--- Description of the task ---
For this exercise, copy out each line of the material below that includes "Iran".

--- Records shown ---
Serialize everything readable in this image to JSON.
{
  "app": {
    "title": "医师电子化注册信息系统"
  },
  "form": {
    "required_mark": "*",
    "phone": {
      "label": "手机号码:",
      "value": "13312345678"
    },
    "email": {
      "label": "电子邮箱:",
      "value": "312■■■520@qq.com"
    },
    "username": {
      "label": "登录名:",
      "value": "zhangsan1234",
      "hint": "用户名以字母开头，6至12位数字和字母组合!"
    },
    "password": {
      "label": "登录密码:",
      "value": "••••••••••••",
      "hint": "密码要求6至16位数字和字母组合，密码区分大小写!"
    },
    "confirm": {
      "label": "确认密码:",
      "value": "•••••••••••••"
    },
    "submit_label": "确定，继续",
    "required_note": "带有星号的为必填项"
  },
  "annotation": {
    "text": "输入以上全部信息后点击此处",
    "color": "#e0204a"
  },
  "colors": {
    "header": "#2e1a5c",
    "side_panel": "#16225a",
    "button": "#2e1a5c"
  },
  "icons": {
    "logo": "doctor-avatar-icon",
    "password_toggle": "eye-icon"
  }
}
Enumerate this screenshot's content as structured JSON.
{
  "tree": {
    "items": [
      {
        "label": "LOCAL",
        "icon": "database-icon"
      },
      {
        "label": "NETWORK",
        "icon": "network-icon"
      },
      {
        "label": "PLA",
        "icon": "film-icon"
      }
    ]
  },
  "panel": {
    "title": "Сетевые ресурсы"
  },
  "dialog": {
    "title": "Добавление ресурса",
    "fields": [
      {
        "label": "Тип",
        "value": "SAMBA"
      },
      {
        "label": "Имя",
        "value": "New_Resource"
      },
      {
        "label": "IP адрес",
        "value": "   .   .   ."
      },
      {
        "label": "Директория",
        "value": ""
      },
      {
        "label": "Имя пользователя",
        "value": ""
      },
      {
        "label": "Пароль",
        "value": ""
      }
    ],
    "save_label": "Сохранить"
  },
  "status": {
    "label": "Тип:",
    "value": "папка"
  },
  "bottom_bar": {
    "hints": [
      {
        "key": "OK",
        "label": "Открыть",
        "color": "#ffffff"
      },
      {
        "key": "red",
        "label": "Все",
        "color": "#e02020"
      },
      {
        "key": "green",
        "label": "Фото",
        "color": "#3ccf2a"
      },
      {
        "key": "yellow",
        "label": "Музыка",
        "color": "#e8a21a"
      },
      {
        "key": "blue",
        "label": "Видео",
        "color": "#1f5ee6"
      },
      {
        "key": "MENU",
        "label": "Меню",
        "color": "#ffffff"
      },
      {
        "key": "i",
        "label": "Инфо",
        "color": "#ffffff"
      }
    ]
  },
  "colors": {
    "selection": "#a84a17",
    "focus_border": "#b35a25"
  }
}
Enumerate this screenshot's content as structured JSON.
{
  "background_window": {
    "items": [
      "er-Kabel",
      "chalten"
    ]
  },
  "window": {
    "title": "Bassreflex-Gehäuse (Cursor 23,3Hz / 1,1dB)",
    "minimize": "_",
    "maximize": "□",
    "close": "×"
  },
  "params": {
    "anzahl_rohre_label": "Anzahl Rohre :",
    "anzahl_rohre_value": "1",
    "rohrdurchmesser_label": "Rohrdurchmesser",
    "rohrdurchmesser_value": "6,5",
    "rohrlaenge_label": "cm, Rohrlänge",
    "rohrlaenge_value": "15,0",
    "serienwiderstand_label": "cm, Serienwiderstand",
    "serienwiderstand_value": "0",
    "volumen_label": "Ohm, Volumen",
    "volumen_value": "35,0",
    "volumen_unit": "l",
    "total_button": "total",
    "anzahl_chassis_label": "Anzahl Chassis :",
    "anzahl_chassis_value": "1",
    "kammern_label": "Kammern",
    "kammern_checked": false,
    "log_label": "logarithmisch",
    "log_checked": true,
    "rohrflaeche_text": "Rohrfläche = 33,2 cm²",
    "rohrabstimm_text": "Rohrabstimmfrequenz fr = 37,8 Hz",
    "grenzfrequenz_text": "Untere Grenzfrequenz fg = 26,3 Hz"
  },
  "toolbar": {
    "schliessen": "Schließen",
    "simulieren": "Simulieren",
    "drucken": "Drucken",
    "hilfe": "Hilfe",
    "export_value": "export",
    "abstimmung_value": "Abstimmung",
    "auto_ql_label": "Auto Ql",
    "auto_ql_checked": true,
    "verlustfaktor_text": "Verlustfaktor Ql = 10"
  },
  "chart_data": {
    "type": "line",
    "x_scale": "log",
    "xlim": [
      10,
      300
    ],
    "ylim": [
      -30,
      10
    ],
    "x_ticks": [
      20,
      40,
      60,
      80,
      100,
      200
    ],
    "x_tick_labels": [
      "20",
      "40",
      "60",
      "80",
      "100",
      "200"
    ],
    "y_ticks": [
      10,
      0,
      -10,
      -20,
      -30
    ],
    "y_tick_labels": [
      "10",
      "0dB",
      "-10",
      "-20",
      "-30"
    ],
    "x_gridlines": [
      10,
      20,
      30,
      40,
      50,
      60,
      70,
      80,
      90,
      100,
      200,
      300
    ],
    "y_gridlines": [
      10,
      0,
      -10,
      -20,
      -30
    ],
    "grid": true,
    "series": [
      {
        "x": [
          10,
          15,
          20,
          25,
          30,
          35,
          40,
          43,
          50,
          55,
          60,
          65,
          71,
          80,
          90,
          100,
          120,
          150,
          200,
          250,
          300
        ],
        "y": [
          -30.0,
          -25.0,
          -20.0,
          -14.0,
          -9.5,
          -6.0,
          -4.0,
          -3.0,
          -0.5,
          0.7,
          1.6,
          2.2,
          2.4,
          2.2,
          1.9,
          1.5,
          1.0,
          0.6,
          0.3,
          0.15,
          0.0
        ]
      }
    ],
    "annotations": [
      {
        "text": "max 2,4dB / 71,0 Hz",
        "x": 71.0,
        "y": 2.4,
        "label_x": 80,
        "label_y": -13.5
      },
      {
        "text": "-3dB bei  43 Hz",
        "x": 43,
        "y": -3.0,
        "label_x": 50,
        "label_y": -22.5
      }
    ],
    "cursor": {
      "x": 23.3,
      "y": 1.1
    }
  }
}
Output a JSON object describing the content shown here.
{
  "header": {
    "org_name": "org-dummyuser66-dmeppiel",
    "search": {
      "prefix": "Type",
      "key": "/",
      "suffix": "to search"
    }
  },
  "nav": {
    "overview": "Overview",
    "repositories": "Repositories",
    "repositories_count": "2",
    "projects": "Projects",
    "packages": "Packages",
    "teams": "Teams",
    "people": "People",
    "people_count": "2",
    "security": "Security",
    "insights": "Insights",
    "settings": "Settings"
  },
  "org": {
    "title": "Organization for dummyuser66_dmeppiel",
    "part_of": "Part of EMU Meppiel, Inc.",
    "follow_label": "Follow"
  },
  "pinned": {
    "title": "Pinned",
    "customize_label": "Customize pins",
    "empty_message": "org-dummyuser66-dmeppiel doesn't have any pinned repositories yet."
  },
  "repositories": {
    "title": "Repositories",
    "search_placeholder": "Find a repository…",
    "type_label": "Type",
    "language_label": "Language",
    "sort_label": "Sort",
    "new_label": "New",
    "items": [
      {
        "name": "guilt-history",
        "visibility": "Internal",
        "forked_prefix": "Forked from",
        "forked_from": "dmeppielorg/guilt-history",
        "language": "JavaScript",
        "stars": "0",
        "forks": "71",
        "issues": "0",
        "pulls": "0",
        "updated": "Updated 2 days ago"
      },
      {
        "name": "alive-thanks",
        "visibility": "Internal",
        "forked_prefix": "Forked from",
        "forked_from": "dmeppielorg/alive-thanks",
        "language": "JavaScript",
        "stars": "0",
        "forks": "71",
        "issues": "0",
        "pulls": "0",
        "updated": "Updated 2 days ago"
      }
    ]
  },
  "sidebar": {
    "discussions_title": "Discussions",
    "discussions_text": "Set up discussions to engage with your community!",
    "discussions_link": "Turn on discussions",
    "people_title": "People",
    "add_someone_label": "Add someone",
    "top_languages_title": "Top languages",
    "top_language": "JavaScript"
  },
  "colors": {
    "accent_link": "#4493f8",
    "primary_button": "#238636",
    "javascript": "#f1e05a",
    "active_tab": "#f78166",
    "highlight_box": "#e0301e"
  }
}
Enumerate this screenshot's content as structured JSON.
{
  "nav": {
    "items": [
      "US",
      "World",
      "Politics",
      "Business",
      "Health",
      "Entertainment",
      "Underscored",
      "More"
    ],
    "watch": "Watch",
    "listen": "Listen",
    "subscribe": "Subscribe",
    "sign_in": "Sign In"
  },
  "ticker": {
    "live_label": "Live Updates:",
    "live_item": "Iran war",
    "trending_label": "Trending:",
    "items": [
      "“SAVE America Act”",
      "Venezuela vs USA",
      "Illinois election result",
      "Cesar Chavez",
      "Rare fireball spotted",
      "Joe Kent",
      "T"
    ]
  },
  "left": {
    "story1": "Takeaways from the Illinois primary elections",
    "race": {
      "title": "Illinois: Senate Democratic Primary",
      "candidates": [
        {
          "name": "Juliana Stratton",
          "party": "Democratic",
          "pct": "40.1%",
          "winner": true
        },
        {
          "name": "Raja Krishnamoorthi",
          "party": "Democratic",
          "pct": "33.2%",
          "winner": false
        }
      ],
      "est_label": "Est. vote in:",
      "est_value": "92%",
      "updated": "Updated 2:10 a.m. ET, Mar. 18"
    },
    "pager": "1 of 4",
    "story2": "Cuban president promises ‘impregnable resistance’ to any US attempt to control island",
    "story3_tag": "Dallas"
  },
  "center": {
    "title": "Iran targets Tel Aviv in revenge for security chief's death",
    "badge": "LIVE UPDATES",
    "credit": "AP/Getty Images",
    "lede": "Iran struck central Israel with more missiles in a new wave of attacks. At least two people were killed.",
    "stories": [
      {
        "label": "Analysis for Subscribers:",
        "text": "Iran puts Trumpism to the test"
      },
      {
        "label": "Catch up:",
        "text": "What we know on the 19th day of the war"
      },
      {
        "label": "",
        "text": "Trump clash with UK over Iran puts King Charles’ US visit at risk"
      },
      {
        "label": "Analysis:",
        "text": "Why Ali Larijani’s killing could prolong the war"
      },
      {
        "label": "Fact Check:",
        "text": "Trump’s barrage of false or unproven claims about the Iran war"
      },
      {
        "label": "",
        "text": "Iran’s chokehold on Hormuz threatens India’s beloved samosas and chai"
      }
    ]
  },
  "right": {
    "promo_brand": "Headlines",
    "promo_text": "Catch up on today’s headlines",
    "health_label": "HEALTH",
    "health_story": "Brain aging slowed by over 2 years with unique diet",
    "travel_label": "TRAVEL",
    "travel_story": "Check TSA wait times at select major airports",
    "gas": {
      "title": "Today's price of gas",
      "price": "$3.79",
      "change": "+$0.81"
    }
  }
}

--- Task result ---
    "live_item": "Iran war",
    "title": "Iran targets Tel Aviv in revenge for security chief's death",
    "lede": "Iran struck central Israel with more missiles in a new wave of attacks. At least two people were killed.",
        "text": "Iran puts Trumpism to the test"
        "text": "Trump clash with UK over Iran puts King Charles’ US visit at risk"
        "text": "Trump’s barrage of false or unproven claims about the Iran war"
        "text": "Iran’s chokehold on Hormuz threatens India’s beloved samosas and chai"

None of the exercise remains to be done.